**Data extract**
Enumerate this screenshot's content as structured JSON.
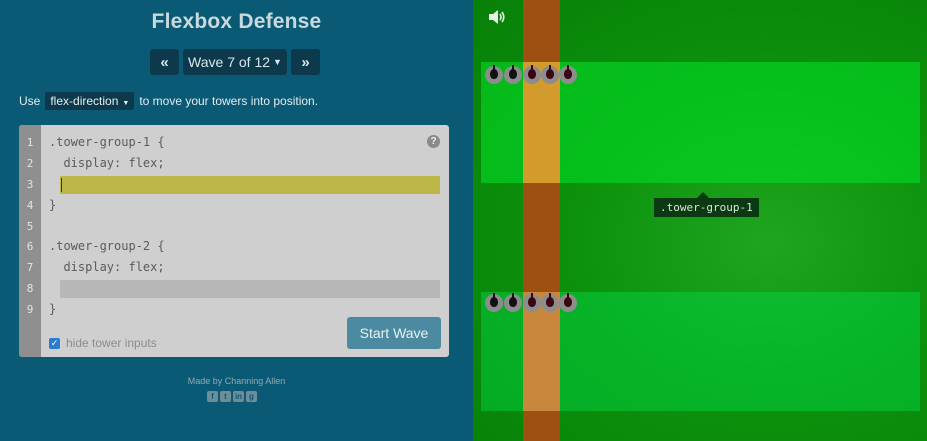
{
  "app": {
    "title": "Flexbox Defense"
  },
  "wave_nav": {
    "prev": "«",
    "current": "Wave 7 of 12",
    "next": "»"
  },
  "instructions": {
    "prefix": "Use",
    "property": "flex-direction",
    "suffix": "to move your towers into position."
  },
  "editor": {
    "line_numbers": [
      "1",
      "2",
      "3",
      "4",
      "5",
      "6",
      "7",
      "8",
      "9"
    ],
    "lines": [
      {
        "line": "1",
        "text": ".tower-group-1 {"
      },
      {
        "line": "2",
        "text": "  display: flex;"
      },
      {
        "line": "3",
        "text": ""
      },
      {
        "line": "4",
        "text": "}"
      },
      {
        "line": "5",
        "text": ""
      },
      {
        "line": "6",
        "text": ".tower-group-2 {"
      },
      {
        "line": "7",
        "text": "  display: flex;"
      },
      {
        "line": "8",
        "text": ""
      },
      {
        "line": "9",
        "text": "}"
      }
    ],
    "help": "?",
    "hide_inputs_label": "hide tower inputs",
    "hide_inputs_checked": true,
    "start_button": "Start Wave"
  },
  "footer": {
    "credit": "Made by Channing Allen",
    "social_icons": [
      "facebook-icon",
      "twitter-icon",
      "linkedin-icon",
      "github-icon"
    ]
  },
  "field": {
    "tooltip": ".tower-group-1",
    "group1_towers": [
      "black",
      "black",
      "dark-red",
      "dark-red",
      "dark-red"
    ],
    "group2_towers": [
      "black",
      "black",
      "dark-red",
      "dark-red",
      "dark-red"
    ]
  },
  "colors": {
    "panel": "#0a5a75",
    "field": "#119a11",
    "path": "#9e4f12",
    "start_button": "#4b8aa0"
  }
}
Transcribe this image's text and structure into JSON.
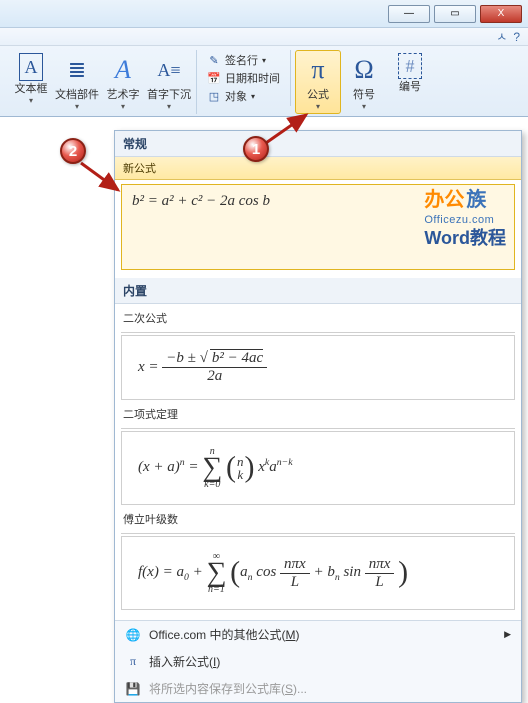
{
  "window": {
    "minimize": "—",
    "maximize": "▭",
    "close": "X"
  },
  "help": {
    "up": "ㅅ",
    "q": "?"
  },
  "ribbon": {
    "group1": {
      "textbox": {
        "label": "文本框",
        "glyph": "A"
      },
      "quickparts": {
        "label": "文档部件",
        "glyph": "≣"
      },
      "wordart": {
        "label": "艺术字",
        "glyph": "A"
      },
      "dropcap": {
        "label": "首字下沉",
        "glyph": "A≡"
      }
    },
    "textextras": {
      "signature": "签名行",
      "datetime": "日期和时间",
      "object": "对象"
    },
    "group2": {
      "equation": {
        "label": "公式",
        "glyph": "π"
      },
      "symbol": {
        "label": "符号",
        "glyph": "Ω"
      },
      "number": {
        "label": "编号",
        "glyph": "#"
      }
    }
  },
  "dropdown": {
    "header": "常规",
    "newEq": "新公式",
    "newEqFormula": "b² = a² + c² − 2a cos b",
    "builtinHeader": "内置",
    "sections": {
      "quadratic": {
        "label": "二次公式"
      },
      "binomial": {
        "label": "二项式定理"
      },
      "fourier": {
        "label": "傅立叶级数"
      }
    },
    "footer": {
      "office": {
        "label_pre": "Office.com 中的其他公式(",
        "key": "M",
        "label_post": ")"
      },
      "insert": {
        "label_pre": "插入新公式(",
        "key": "I",
        "label_post": ")"
      },
      "save": {
        "label_pre": "将所选内容保存到公式库(",
        "key": "S",
        "label_post": ")..."
      }
    }
  },
  "watermark": {
    "brand1a": "办公",
    "brand1b": "族",
    "brand2": "Officezu.com",
    "brand3": "Word教程"
  },
  "callouts": {
    "one": "1",
    "two": "2"
  },
  "formulas": {
    "quadratic": {
      "lhs": "x =",
      "num_pre": "−b ± ",
      "num_sqrt": "b² − 4ac",
      "den": "2a"
    },
    "binomial": {
      "lhs": "(x + a)",
      "exp": "n",
      "sum_top": "n",
      "sum_bot": "k=0",
      "bin_top": "n",
      "bin_bot": "k",
      "rhs_x": "x",
      "rhs_xexp": "k",
      "rhs_a": "a",
      "rhs_aexp": "n−k"
    },
    "fourier": {
      "lhs": "f(x) = a",
      "a0sub": "0",
      "plus": " + ",
      "sum_top": "∞",
      "sum_bot": "n=1",
      "an": "a",
      "ansub": "n",
      "cos": " cos",
      "frac_num": "nπx",
      "frac_den": "L",
      "bn": "b",
      "bnsub": "n",
      "sin": " sin"
    }
  }
}
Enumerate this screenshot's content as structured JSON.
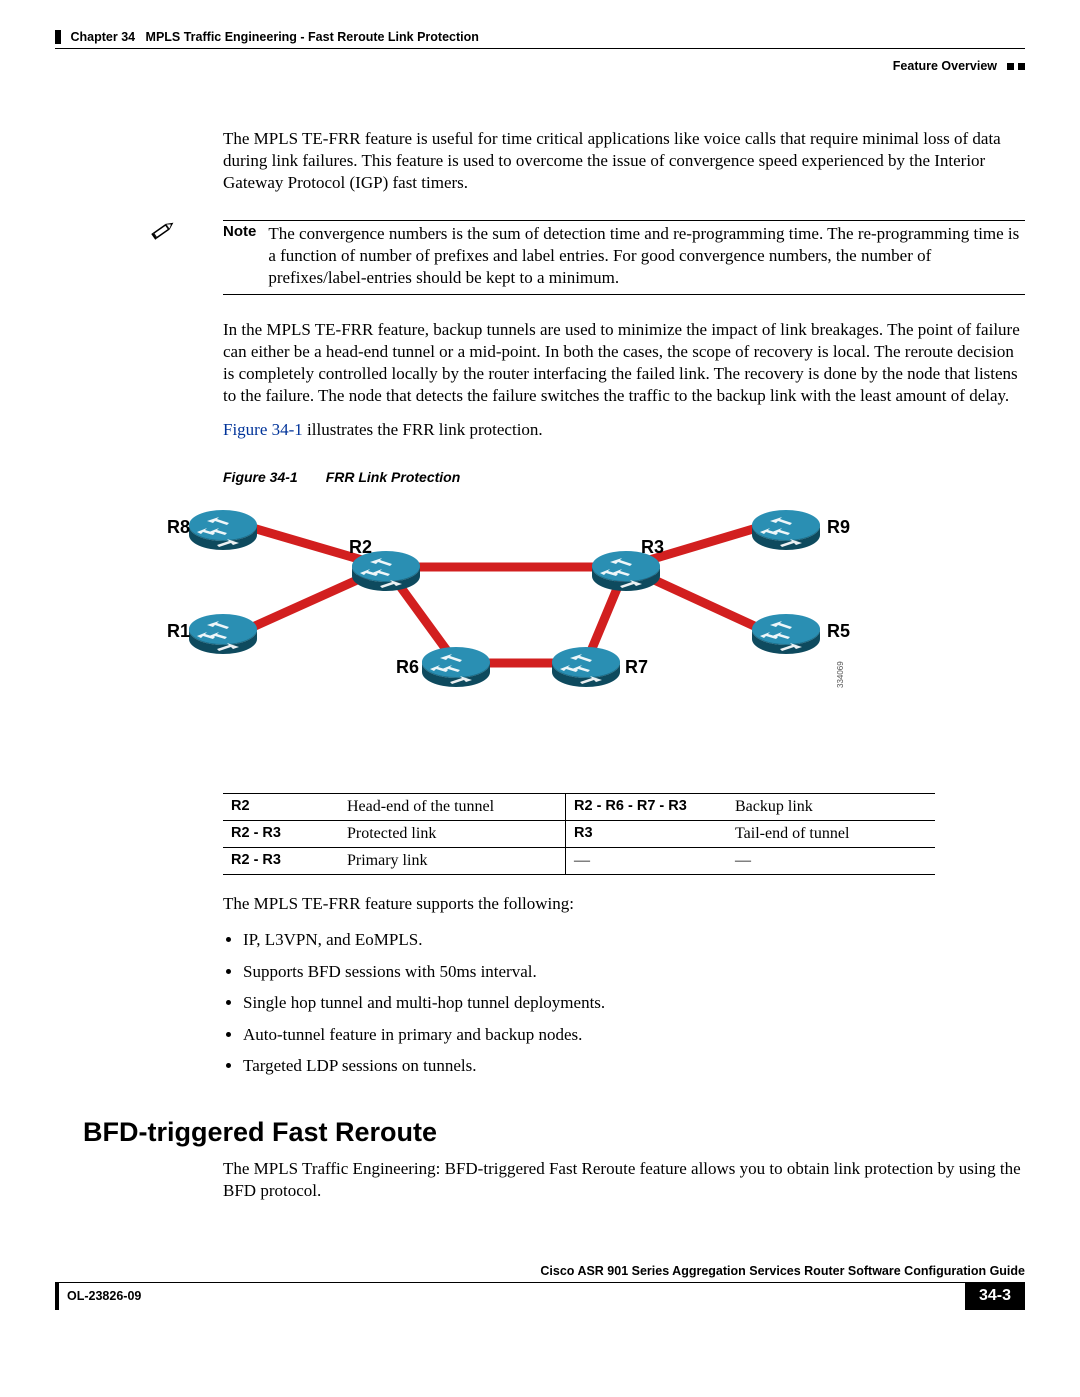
{
  "header": {
    "chapter": "Chapter 34",
    "title": "MPLS Traffic Engineering - Fast Reroute Link Protection",
    "section": "Feature Overview"
  },
  "body": {
    "p1": "The MPLS TE-FRR feature is useful for time critical applications like voice calls that require minimal loss of data during link failures. This feature is used to overcome the issue of convergence speed experienced by the Interior Gateway Protocol (IGP) fast timers.",
    "note_label": "Note",
    "note_text": "The convergence numbers is the sum of detection time and re-programming time. The re-programming time is a function of number of prefixes and label entries. For good convergence numbers, the number of prefixes/label-entries should be kept to a minimum.",
    "p2": "In the MPLS TE-FRR feature, backup tunnels are used to minimize the impact of link breakages. The point of failure can either be a head-end tunnel or a mid-point. In both the cases, the scope of recovery is local. The reroute decision is completely controlled locally by the router interfacing the failed link. The recovery is done by the node that listens to the failure. The node that detects the failure switches the traffic to the backup link with the least amount of delay.",
    "p3_pre": "",
    "figref": "Figure 34-1",
    "p3_post": " illustrates the FRR link protection.",
    "fig_num": "Figure 34-1",
    "fig_title": "FRR Link Protection",
    "img_code": "334069",
    "routers": {
      "r1": "R1",
      "r2": "R2",
      "r3": "R3",
      "r5": "R5",
      "r6": "R6",
      "r7": "R7",
      "r8": "R8",
      "r9": "R9"
    },
    "table": {
      "r1c1": "R2",
      "r1c2": "Head-end of the tunnel",
      "r1c3": "R2 - R6 - R7 - R3",
      "r1c4": "Backup link",
      "r2c1": "R2 - R3",
      "r2c2": "Protected link",
      "r2c3": "R3",
      "r2c4": "Tail-end of tunnel",
      "r3c1": "R2 - R3",
      "r3c2": "Primary link",
      "r3c3": "—",
      "r3c4": "—"
    },
    "supports_intro": "The MPLS TE-FRR feature supports the following:",
    "bullets": [
      "IP, L3VPN, and EoMPLS.",
      "Supports BFD sessions with 50ms interval.",
      "Single hop tunnel and multi-hop tunnel deployments.",
      "Auto-tunnel feature in primary and backup nodes.",
      "Targeted LDP sessions on tunnels."
    ],
    "h2": "BFD-triggered Fast Reroute",
    "p4": "The MPLS Traffic Engineering: BFD-triggered Fast Reroute feature allows you to obtain link protection by using the BFD protocol."
  },
  "footer": {
    "guide": "Cisco ASR 901 Series Aggregation Services Router Software Configuration Guide",
    "docid": "OL-23826-09",
    "page": "34-3"
  }
}
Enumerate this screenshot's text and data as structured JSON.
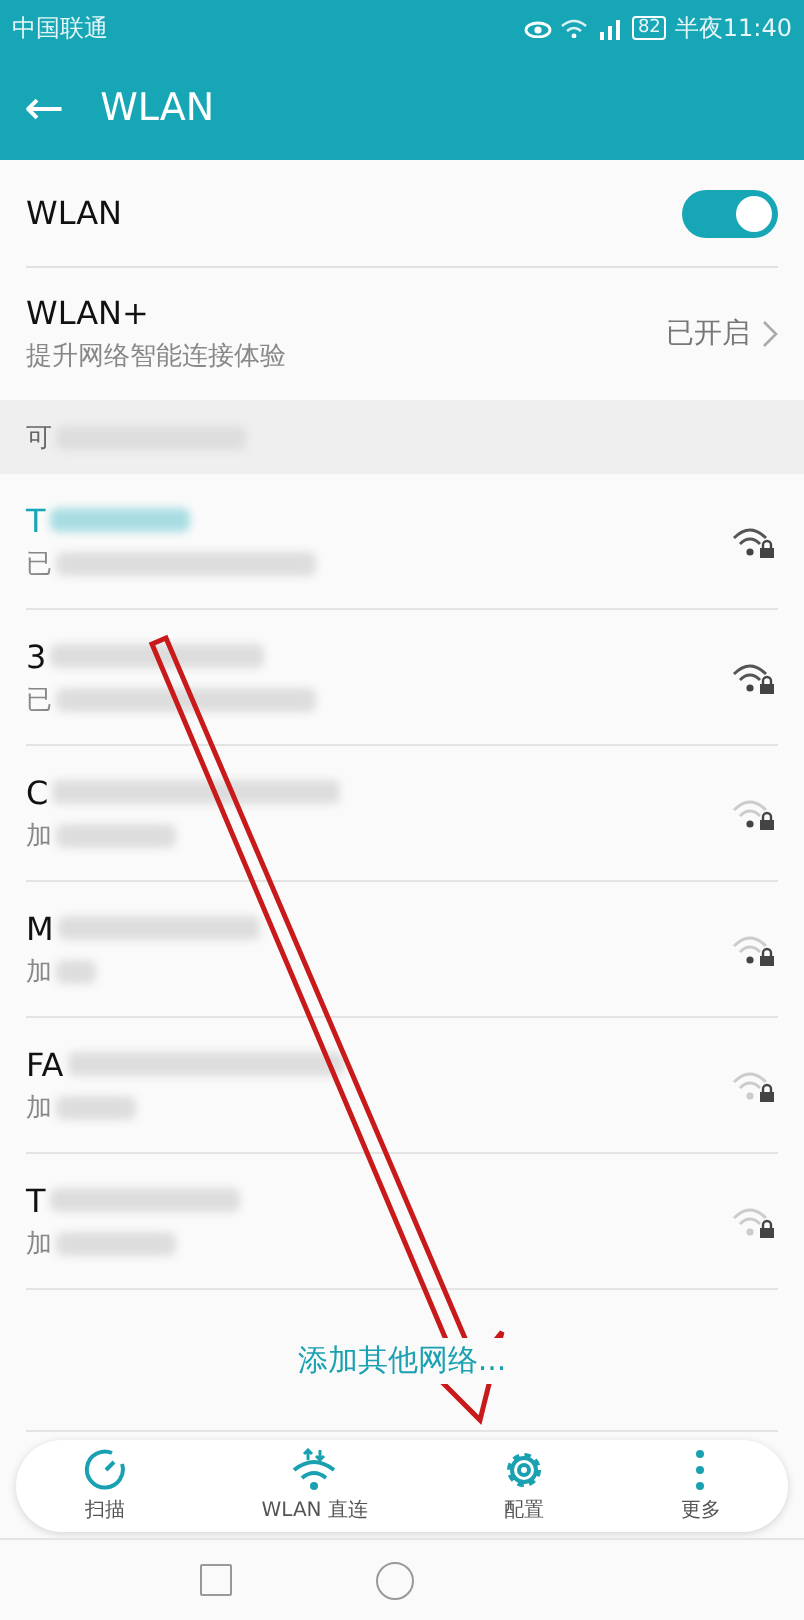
{
  "status_bar": {
    "carrier": "中国联通",
    "battery": "82",
    "time": "半夜11:40"
  },
  "app_bar": {
    "back": "←",
    "title": "WLAN"
  },
  "wlan": {
    "label": "WLAN",
    "on": true
  },
  "wlan_plus": {
    "label": "WLAN+",
    "subtitle": "提升网络智能连接体验",
    "value": "已开启"
  },
  "section": {
    "title": "可"
  },
  "networks": [
    {
      "name": "T",
      "status": "已",
      "selected": true
    },
    {
      "name": "3",
      "status": "已",
      "selected": false
    },
    {
      "name": "C",
      "status": "加",
      "selected": false
    },
    {
      "name": "M",
      "status": "加",
      "selected": false
    },
    {
      "name": "FA",
      "status": "加",
      "selected": false
    },
    {
      "name": "T",
      "status": "加",
      "selected": false
    }
  ],
  "add_network": "添加其他网络...",
  "toolbar": [
    {
      "kind": "scan",
      "label": "扫描"
    },
    {
      "kind": "direct",
      "label": "WLAN 直连"
    },
    {
      "kind": "settings",
      "label": "配置"
    },
    {
      "kind": "more",
      "label": "更多"
    }
  ]
}
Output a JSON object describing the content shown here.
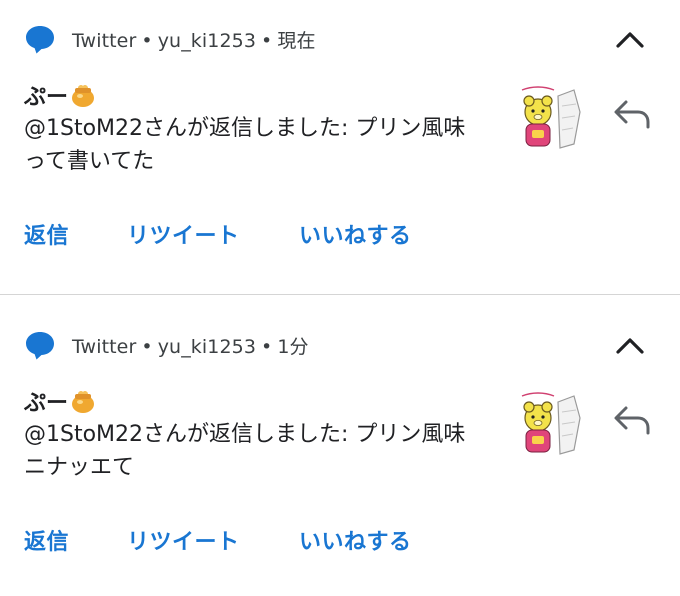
{
  "notifications": [
    {
      "app": "Twitter",
      "account": "yu_ki1253",
      "time": "現在",
      "sender": "ぷー",
      "sender_emoji_icon": "honey-pot-icon",
      "message": "@1StoM22さんが返信しました: プリン風味って書いてた",
      "actions": [
        "返信",
        "リツイート",
        "いいねする"
      ]
    },
    {
      "app": "Twitter",
      "account": "yu_ki1253",
      "time": "1分",
      "sender": "ぷー",
      "sender_emoji_icon": "honey-pot-icon",
      "message": "@1StoM22さんが返信しました: プリン風味ニナッエて",
      "actions": [
        "返信",
        "リツイート",
        "いいねする"
      ]
    }
  ],
  "separator": "•",
  "colors": {
    "app_icon": "#1976d2",
    "action_text": "#1976d2",
    "header_text": "#3c4043",
    "body_text": "#202124",
    "divider": "#d5d5d5"
  }
}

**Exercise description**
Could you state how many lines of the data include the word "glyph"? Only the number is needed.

**The answer**
7